Task brief
Nothing in the data may be changed; retype all of it.

Information supplied
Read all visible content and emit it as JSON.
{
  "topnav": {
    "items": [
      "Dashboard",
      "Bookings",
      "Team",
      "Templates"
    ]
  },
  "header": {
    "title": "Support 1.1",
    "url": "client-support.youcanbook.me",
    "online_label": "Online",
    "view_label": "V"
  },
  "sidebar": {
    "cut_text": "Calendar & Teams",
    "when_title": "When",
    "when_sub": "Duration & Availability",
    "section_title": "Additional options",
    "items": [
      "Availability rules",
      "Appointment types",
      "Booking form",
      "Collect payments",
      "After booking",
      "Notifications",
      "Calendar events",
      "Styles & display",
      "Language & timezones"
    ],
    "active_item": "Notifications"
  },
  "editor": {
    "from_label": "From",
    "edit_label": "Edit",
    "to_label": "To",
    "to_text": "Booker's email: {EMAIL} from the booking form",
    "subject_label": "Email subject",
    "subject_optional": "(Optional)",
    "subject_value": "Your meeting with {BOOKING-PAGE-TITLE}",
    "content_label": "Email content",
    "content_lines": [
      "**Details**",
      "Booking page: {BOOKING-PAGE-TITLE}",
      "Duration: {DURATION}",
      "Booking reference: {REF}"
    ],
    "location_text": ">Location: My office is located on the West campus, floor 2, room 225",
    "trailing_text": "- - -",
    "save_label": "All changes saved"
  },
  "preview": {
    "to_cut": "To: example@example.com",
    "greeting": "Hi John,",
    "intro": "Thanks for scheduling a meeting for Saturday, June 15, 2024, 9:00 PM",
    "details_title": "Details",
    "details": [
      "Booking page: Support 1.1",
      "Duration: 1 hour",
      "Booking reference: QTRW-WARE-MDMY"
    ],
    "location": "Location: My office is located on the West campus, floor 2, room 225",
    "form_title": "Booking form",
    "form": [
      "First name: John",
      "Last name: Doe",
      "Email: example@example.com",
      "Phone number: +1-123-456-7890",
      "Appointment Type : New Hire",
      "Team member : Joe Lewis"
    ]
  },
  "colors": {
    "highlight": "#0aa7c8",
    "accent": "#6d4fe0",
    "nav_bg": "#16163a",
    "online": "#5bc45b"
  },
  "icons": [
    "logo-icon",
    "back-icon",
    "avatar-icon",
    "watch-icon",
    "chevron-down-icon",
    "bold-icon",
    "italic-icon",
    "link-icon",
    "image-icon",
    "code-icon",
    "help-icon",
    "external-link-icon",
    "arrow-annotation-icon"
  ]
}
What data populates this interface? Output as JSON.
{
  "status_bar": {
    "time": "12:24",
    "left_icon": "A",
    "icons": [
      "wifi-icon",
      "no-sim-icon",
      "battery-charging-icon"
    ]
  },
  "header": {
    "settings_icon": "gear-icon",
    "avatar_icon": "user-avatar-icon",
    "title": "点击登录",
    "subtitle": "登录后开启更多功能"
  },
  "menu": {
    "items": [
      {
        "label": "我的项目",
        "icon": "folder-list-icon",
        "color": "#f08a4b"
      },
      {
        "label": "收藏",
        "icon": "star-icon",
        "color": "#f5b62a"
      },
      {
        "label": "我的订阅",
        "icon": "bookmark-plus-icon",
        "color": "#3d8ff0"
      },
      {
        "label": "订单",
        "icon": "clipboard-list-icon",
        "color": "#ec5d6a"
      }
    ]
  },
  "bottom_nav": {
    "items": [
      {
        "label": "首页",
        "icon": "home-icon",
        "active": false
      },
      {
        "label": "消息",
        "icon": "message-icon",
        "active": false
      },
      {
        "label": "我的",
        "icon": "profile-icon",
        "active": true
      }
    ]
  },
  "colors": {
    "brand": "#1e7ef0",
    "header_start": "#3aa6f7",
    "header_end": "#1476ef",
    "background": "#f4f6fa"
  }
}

Written solution
Read all visible content and emit it as JSON.
{
  "topnav": {
    "items": [
      "Dashboard",
      "Bookings",
      "Team",
      "Templates"
    ]
  },
  "header": {
    "title": "Support 1.1",
    "url": "client-support.youcanbook.me",
    "online_label": "Online",
    "view_label": "V"
  },
  "sidebar": {
    "cut_text": "Calendar & Teams",
    "when_title": "When",
    "when_sub": "Duration & Availability",
    "section_title": "Additional options",
    "items": [
      "Availability rules",
      "Appointment types",
      "Booking form",
      "Collect payments",
      "After booking",
      "Notifications",
      "Calendar events",
      "Styles & display",
      "Language & timezones"
    ],
    "active_item": "Notifications"
  },
  "editor": {
    "from_label": "From",
    "edit_label": "Edit",
    "to_label": "To",
    "to_text": "Booker's email: {EMAIL} from the booking form",
    "subject_label": "Email subject",
    "subject_optional": "(Optional)",
    "subject_value": "Your meeting with {BOOKING-PAGE-TITLE}",
    "content_label": "Email content",
    "content_lines": [
      "**Details**",
      "Booking page: {BOOKING-PAGE-TITLE}",
      "Duration: {DURATION}",
      "Booking reference: {REF}"
    ],
    "location_text": ">Location: My office is located on the West campus, floor 2, room 225",
    "trailing_text": "- - -",
    "save_label": "All changes saved"
  },
  "preview": {
    "to_cut": "To: example@example.com",
    "greeting": "Hi John,",
    "intro": "Thanks for scheduling a meeting for Saturday, June 15, 2024, 9:00 PM",
    "details_title": "Details",
    "details": [
      "Booking page: Support 1.1",
      "Duration: 1 hour",
      "Booking reference: QTRW-WARE-MDMY"
    ],
    "location": "Location: My office is located on the West campus, floor 2, room 225",
    "form_title": "Booking form",
    "form": [
      "First name: John",
      "Last name: Doe",
      "Email: example@example.com",
      "Phone number: +1-123-456-7890",
      "Appointment Type : New Hire",
      "Team member : Joe Lewis"
    ]
  },
  "colors": {
    "highlight": "#0aa7c8",
    "accent": "#6d4fe0",
    "nav_bg": "#16163a",
    "online": "#5bc45b"
  },
  "icons": [
    "logo-icon",
    "back-icon",
    "avatar-icon",
    "watch-icon",
    "chevron-down-icon",
    "bold-icon",
    "italic-icon",
    "link-icon",
    "image-icon",
    "code-icon",
    "help-icon",
    "external-link-icon",
    "arrow-annotation-icon"
  ]
}
What data populates this interface? Output as JSON.
{
  "status_bar": {
    "time": "12:24",
    "left_icon": "A",
    "icons": [
      "wifi-icon",
      "no-sim-icon",
      "battery-charging-icon"
    ]
  },
  "header": {
    "settings_icon": "gear-icon",
    "avatar_icon": "user-avatar-icon",
    "title": "点击登录",
    "subtitle": "登录后开启更多功能"
  },
  "menu": {
    "items": [
      {
        "label": "我的项目",
        "icon": "folder-list-icon",
        "color": "#f08a4b"
      },
      {
        "label": "收藏",
        "icon": "star-icon",
        "color": "#f5b62a"
      },
      {
        "label": "我的订阅",
        "icon": "bookmark-plus-icon",
        "color": "#3d8ff0"
      },
      {
        "label": "订单",
        "icon": "clipboard-list-icon",
        "color": "#ec5d6a"
      }
    ]
  },
  "bottom_nav": {
    "items": [
      {
        "label": "首页",
        "icon": "home-icon",
        "active": false
      },
      {
        "label": "消息",
        "icon": "message-icon",
        "active": false
      },
      {
        "label": "我的",
        "icon": "profile-icon",
        "active": true
      }
    ]
  },
  "colors": {
    "brand": "#1e7ef0",
    "header_start": "#3aa6f7",
    "header_end": "#1476ef",
    "background": "#f4f6fa"
  }
}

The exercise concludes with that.